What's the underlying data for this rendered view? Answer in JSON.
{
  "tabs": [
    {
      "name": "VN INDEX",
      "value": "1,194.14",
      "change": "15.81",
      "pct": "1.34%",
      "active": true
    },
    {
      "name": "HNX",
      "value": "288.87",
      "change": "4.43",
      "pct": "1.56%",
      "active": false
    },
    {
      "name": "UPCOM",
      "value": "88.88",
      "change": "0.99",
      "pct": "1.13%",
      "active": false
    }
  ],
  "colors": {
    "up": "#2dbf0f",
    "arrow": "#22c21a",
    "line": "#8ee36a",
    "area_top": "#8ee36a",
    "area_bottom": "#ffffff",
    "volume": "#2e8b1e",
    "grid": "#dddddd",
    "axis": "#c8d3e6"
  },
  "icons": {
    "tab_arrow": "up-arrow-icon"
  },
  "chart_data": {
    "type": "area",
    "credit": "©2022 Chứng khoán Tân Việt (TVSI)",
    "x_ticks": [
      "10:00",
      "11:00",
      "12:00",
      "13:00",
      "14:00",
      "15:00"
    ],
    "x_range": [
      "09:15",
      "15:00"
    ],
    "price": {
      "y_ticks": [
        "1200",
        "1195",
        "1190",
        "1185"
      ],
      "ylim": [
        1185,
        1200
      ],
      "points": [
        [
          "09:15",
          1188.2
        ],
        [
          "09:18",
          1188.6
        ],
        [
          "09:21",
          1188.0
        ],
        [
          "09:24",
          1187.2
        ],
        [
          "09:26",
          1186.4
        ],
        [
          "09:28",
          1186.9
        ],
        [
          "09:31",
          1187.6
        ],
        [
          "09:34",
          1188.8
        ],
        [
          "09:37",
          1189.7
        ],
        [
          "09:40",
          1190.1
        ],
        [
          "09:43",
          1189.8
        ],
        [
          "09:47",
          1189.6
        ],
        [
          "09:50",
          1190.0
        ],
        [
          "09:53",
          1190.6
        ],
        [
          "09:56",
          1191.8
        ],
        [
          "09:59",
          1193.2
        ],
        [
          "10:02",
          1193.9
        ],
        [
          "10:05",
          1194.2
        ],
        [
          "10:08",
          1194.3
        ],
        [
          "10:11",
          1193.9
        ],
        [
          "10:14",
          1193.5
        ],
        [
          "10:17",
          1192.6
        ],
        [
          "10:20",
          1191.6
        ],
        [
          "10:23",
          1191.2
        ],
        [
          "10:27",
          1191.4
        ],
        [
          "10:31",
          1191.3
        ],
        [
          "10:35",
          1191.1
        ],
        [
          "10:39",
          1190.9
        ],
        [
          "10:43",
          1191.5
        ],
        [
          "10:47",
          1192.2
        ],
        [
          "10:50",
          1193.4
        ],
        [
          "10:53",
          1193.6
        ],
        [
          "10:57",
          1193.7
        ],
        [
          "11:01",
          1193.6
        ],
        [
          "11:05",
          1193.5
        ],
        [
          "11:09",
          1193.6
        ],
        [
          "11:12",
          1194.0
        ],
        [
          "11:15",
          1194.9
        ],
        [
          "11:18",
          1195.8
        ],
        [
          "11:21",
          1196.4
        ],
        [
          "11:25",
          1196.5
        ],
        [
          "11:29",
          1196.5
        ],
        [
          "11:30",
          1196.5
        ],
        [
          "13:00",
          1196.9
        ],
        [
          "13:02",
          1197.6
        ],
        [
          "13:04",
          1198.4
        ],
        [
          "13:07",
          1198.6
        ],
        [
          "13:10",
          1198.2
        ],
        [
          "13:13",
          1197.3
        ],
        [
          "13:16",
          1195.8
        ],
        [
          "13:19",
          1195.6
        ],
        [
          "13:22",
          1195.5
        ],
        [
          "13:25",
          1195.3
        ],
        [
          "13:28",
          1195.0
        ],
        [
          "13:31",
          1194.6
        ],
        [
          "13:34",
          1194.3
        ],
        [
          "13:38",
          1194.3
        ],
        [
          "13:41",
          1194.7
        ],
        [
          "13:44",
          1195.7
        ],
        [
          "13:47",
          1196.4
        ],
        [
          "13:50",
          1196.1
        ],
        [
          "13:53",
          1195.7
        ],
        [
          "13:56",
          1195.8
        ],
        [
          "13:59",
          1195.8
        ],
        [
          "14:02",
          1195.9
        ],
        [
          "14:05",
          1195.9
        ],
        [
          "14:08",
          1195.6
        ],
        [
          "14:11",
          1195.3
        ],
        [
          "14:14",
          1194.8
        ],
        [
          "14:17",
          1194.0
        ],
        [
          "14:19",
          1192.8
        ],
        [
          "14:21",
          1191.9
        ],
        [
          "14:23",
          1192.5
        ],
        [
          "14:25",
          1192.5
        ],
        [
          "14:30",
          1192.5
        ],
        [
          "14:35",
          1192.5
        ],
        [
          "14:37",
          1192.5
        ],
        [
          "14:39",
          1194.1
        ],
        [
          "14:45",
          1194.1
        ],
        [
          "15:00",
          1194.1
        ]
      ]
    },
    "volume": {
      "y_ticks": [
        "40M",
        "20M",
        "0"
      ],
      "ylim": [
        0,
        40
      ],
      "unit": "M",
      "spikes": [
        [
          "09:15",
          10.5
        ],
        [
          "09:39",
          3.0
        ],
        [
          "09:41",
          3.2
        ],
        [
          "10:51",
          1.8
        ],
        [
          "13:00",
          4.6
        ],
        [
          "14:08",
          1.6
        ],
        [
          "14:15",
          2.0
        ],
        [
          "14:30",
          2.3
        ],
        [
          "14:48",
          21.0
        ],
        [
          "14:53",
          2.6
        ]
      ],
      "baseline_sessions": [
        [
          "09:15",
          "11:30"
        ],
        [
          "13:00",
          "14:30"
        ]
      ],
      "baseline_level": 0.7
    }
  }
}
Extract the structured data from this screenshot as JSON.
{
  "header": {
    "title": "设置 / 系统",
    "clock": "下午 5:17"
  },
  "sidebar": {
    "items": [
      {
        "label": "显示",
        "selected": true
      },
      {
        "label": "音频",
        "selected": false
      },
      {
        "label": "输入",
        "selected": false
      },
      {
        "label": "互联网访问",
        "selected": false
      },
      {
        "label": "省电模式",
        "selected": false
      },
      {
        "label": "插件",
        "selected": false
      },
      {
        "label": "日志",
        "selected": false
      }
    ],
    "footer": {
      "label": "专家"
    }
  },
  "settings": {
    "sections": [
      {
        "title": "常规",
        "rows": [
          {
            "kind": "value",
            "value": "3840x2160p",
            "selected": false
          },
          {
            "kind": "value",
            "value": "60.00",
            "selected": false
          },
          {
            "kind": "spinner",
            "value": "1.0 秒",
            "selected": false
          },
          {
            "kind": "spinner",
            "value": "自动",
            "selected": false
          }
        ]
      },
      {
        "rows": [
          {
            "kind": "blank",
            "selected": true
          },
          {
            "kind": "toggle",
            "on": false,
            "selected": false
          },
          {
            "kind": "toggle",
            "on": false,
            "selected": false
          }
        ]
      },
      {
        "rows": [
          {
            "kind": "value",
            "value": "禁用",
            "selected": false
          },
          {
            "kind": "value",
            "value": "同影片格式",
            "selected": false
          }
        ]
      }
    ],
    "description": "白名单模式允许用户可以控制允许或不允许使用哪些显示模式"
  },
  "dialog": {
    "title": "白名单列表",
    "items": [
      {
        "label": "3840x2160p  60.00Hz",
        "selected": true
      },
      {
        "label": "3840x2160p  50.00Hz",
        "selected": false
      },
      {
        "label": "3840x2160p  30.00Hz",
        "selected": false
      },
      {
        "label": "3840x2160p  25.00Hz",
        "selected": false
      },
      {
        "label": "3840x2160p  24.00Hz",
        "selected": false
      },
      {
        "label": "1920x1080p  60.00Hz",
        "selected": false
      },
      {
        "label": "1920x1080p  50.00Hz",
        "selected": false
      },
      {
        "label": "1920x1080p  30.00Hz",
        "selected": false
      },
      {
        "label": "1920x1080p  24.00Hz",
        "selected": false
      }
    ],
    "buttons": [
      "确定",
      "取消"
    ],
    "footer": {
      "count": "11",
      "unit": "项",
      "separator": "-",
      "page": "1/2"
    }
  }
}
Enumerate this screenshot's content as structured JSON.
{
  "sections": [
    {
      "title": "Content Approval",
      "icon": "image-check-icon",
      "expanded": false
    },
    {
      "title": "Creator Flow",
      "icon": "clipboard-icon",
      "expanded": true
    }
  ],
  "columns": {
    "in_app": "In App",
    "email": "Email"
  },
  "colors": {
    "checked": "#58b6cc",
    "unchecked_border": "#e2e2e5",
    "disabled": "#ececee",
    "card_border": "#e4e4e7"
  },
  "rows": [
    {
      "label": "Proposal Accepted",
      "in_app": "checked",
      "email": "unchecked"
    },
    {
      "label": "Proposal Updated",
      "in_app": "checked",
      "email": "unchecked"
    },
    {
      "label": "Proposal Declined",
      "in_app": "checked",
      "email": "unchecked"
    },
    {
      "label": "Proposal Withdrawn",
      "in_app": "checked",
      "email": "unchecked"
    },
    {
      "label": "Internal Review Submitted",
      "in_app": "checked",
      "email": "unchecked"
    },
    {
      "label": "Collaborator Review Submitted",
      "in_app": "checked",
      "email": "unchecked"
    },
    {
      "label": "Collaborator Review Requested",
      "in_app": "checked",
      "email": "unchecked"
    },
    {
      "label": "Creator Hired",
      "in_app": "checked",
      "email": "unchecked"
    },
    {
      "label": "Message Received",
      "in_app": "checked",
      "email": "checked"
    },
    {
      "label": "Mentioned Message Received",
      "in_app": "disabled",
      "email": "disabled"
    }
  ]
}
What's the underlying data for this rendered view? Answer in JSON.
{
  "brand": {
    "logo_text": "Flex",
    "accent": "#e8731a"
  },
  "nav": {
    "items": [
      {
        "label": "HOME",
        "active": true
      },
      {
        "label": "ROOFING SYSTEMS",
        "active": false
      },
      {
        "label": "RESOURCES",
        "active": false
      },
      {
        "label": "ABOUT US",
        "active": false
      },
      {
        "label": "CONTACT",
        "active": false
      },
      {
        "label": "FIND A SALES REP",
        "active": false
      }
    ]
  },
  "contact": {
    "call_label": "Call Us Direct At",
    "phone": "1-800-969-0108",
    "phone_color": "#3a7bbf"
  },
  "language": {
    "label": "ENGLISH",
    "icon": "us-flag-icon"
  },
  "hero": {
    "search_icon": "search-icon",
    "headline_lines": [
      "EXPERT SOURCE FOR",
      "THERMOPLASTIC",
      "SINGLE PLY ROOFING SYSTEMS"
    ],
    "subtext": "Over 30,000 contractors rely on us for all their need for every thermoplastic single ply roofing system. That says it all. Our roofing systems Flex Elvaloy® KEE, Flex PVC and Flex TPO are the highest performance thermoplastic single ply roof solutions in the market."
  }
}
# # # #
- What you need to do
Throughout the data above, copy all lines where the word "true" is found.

- Exercise response
      "active": true
        "selected": true
            "selected": true
        "selected": true
      "expanded": true
        "active": true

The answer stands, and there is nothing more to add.